WHAT TO HARVEST
Apples, Carrots, Cauliflower, Celery, Eggplants, Lemons, Mandarins, Mushrooms, Pears, Spinach
PLANT OF THE MONTH
Botanical name: Gardenia augusta
Colour: Creamy White
Gardenias are evergreen shrubs or small trees that feature glossy, deep green leaves and large white rose-like flowers. Gardenias are native to the tropical and subtropical regions of Africa, southern Asia, Australasia and Oceania. This species can be difficult to grow elsewhere because it demands high humidity to thrive and bright (not direct) light. These stunning flowers are famous for their intoxicating fragrance and they love a well-drained, humus-rich, acidic soil in a sunny or partly shaded position.
NEWS FROM THE FARM
Much of Australia’s productive grower regions largely consist of sandy soil profiles with semi desert climate conditions. Due to advanced technology and growing methods such as thermostatically controlled greenhouses, yields for in-ground vegetables can be substantially increased.
Young Sang & Co in Bundaberg with the Cravo system produces 300 tonnes of tomatoes per hectare on average compared to 80 tonnes per hectare in open fields.
Under these intensive conditions, in-ground disease pressures are tremendous and there is a lot of emphasis placed on using biologically active fertilisers such as Organic Booster and Organic Xtra, not only to suppress soil borne plant pathogens but to also to increase cation exchange capacity.
WHAT TO PLANT
Tropical – basil, borage, chicory, coriander, fennel, french tarragon, garlic, ginger, horseradish, mint, oregano, parsley, rosemary, sage
Sub Tropical – chicory, coriander, fennel, garlic, oregano
Cool/Temperate – fennel, garlic, oregano, parsley

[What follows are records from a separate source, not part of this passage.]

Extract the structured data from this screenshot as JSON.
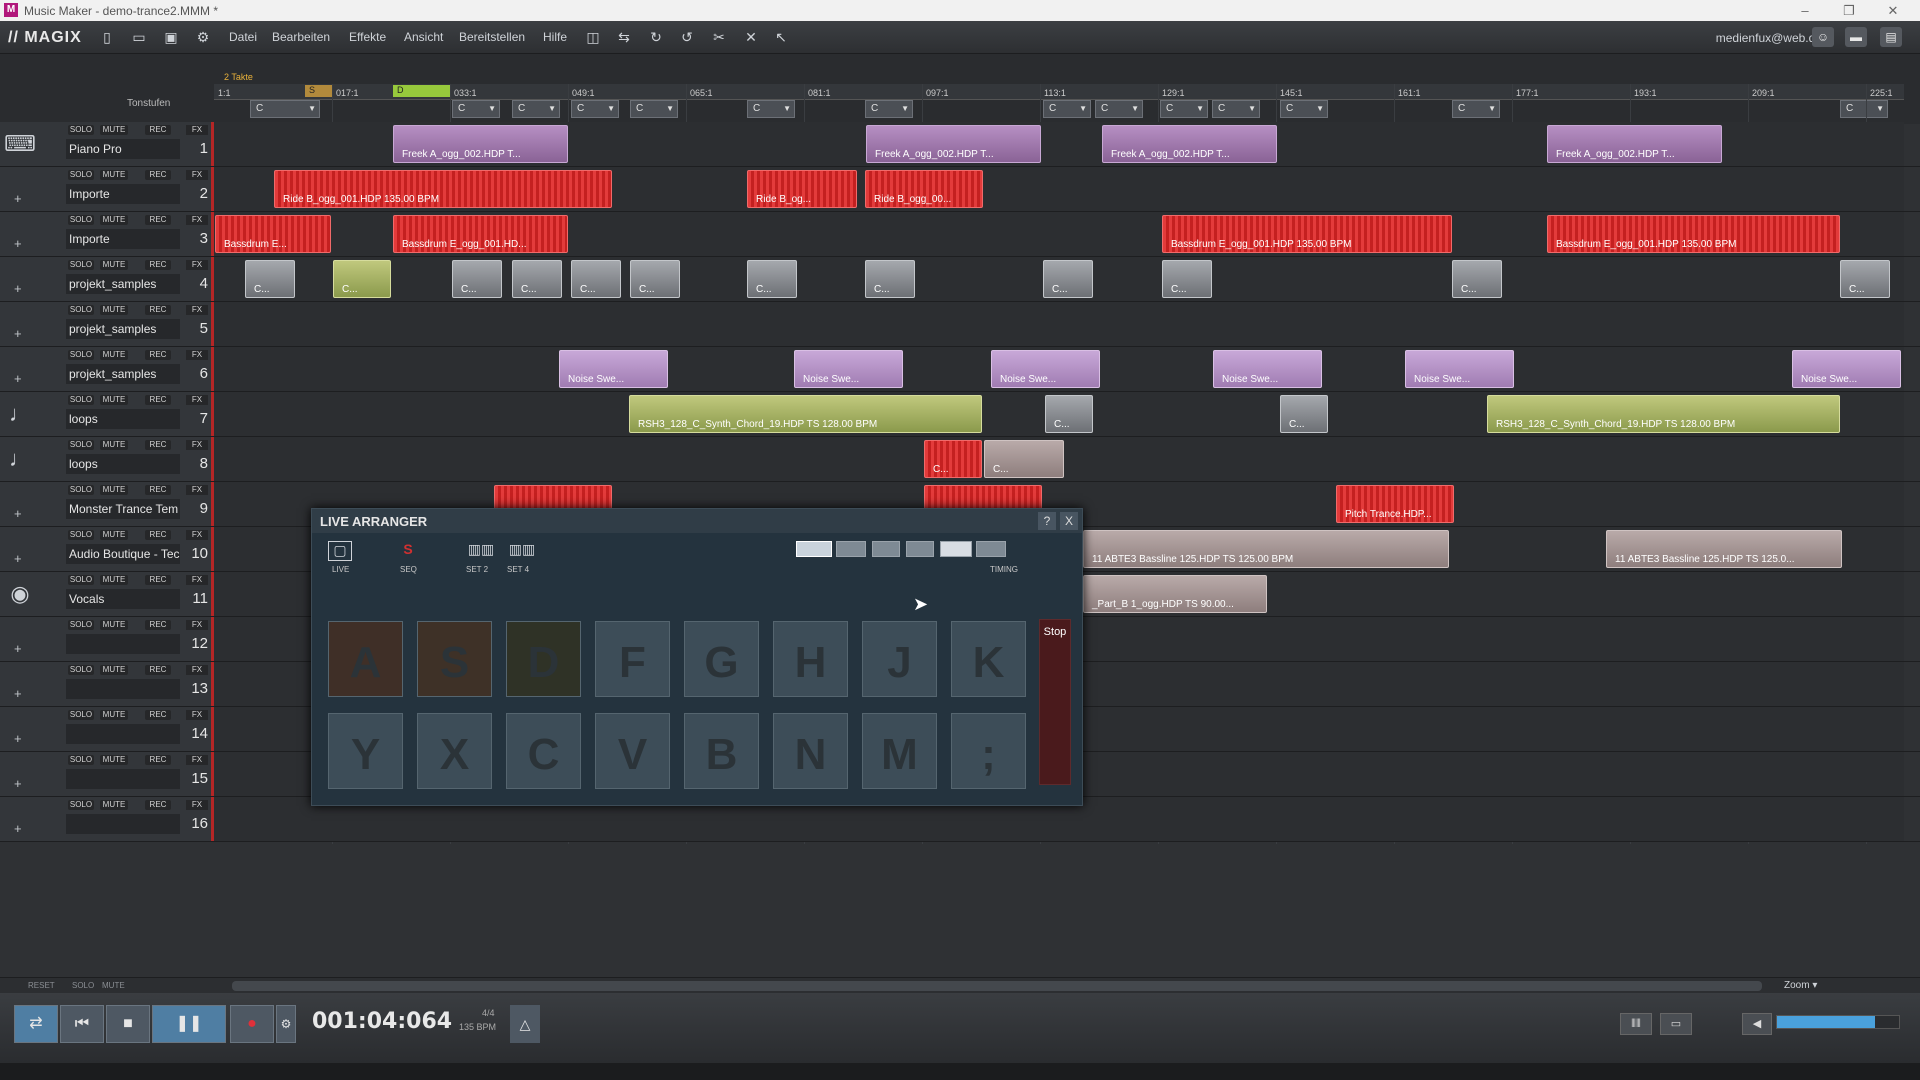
{
  "window": {
    "title": "Music Maker - demo-trance2.MMM *",
    "minimize": "–",
    "maximize": "❐",
    "close": "✕"
  },
  "menubar": {
    "logo": "// MAGIX",
    "items": [
      "Datei",
      "Bearbeiten",
      "Effekte",
      "Ansicht",
      "Bereitstellen",
      "Hilfe"
    ],
    "user_email": "medienfux@web.de"
  },
  "ruler": {
    "takte_label": "2 Takte",
    "loop_start": "S",
    "loop_end": "D",
    "tonstufen": "Tonstufen",
    "positions": [
      "1:1",
      "017:1",
      "033:1",
      "049:1",
      "065:1",
      "081:1",
      "097:1",
      "113:1",
      "129:1",
      "145:1",
      "161:1",
      "177:1",
      "193:1",
      "209:1",
      "225:1"
    ],
    "chord_value": "C"
  },
  "tracks": [
    {
      "name": "Piano Pro",
      "num": "1",
      "icon": "keyboard-icon"
    },
    {
      "name": "Importe",
      "num": "2",
      "icon": "plus-icon"
    },
    {
      "name": "Importe",
      "num": "3",
      "icon": "plus-icon"
    },
    {
      "name": "projekt_samples",
      "num": "4",
      "icon": "plus-icon"
    },
    {
      "name": "projekt_samples",
      "num": "5",
      "icon": "plus-icon"
    },
    {
      "name": "projekt_samples",
      "num": "6",
      "icon": "plus-icon"
    },
    {
      "name": "loops",
      "num": "7",
      "icon": "note-icon"
    },
    {
      "name": "loops",
      "num": "8",
      "icon": "note-icon"
    },
    {
      "name": "Monster Trance Tem",
      "num": "9",
      "icon": "plus-icon"
    },
    {
      "name": "Audio Boutique - Tec",
      "num": "10",
      "icon": "plus-icon"
    },
    {
      "name": "Vocals",
      "num": "11",
      "icon": "mic-icon"
    },
    {
      "name": "",
      "num": "12",
      "icon": "plus-icon"
    },
    {
      "name": "",
      "num": "13",
      "icon": "plus-icon"
    },
    {
      "name": "",
      "num": "14",
      "icon": "plus-icon"
    },
    {
      "name": "",
      "num": "15",
      "icon": "plus-icon"
    },
    {
      "name": "",
      "num": "16",
      "icon": "plus-icon"
    }
  ],
  "track_buttons": {
    "solo": "SOLO",
    "mute": "MUTE",
    "rec": "REC",
    "fx": "FX"
  },
  "objects": {
    "freek": "Freek A_ogg_002.HDP  T...",
    "ride": "Ride B_ogg_001.HDP  135.00 BPM",
    "ride_short": "Ride B_og...",
    "ride_short2": "Ride B_ogg_00...",
    "bassdrum_short": "Bassdrum E...",
    "bassdrum_mid": "Bassdrum E_ogg_001.HD...",
    "bassdrum_full": "Bassdrum E_ogg_001.HDP  135.00 BPM",
    "noise": "Noise Swe...",
    "synth": "RSH3_128_C_Synth_Chord_19.HDP  TS  128.00 BPM",
    "pitch": "Pitch Trance.HDP...",
    "bassline": "11 ABTE3 Bassline 125.HDP  TS  125.00 BPM",
    "bassline_short": "11 ABTE3 Bassline 125.HDP  TS  125.0...",
    "vocal": "_Part_B 1_ogg.HDP  TS  90.00...",
    "small": "C..."
  },
  "live_arranger": {
    "title": "LIVE ARRANGER",
    "help": "?",
    "close": "X",
    "modes": [
      {
        "label": "LIVE",
        "icon": "live-icon"
      },
      {
        "label": "SEQ",
        "icon": "seq-icon"
      },
      {
        "label": "SET 2",
        "icon": "set-icon"
      },
      {
        "label": "SET 4",
        "icon": "set-icon"
      }
    ],
    "timing_label": "TIMING",
    "row1": [
      "A",
      "S",
      "D",
      "F",
      "G",
      "H",
      "J",
      "K"
    ],
    "row2": [
      "Y",
      "X",
      "C",
      "V",
      "B",
      "N",
      "M",
      ";"
    ],
    "stop": "Stop"
  },
  "scrollbar": {
    "reset": "RESET",
    "solo": "SOLO",
    "mute": "MUTE",
    "zoom": "Zoom ▾"
  },
  "transport": {
    "time": "001:04:064",
    "signature": "4/4",
    "bpm": "135 BPM"
  },
  "colors": {
    "accent_red": "#b42626",
    "accent_blue": "#4aa1dc",
    "record": "#e0303a"
  }
}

May is a good time to show your soil some love as you prepare for the cooler months ahead. Pull out leftover summer veggie plants or turn them into the soil. Revitalise the soil with compost and manure. Gather any fallen leaves and add them to your compost heap. And you for lawn – fertilise with Eco88(s). If you take a little time during this month to ready your lawn for the winter season, you will help to ensure its health and vitality and keep it green.
PROGRESS IN YOUR VEGGIE PATCH
Plant loads of winter veggies and herbs to use in stews and soups over the coming months. Nothing beats the flavour of slow cooked fresh herbs! As the weather cools, remove dead fruit from trees to prevent disease spreading. And for those of you in the cooler climates of Australia, you may experience the first damaging effects of frost this month, so why not spend cold or rainy days in the shed making some nice little frost covers? A couple of old garden stakes, some nails and some off cuts of shade cloth will see these covers ready to go when the temperature plummets. Your seedlings will thank you for it!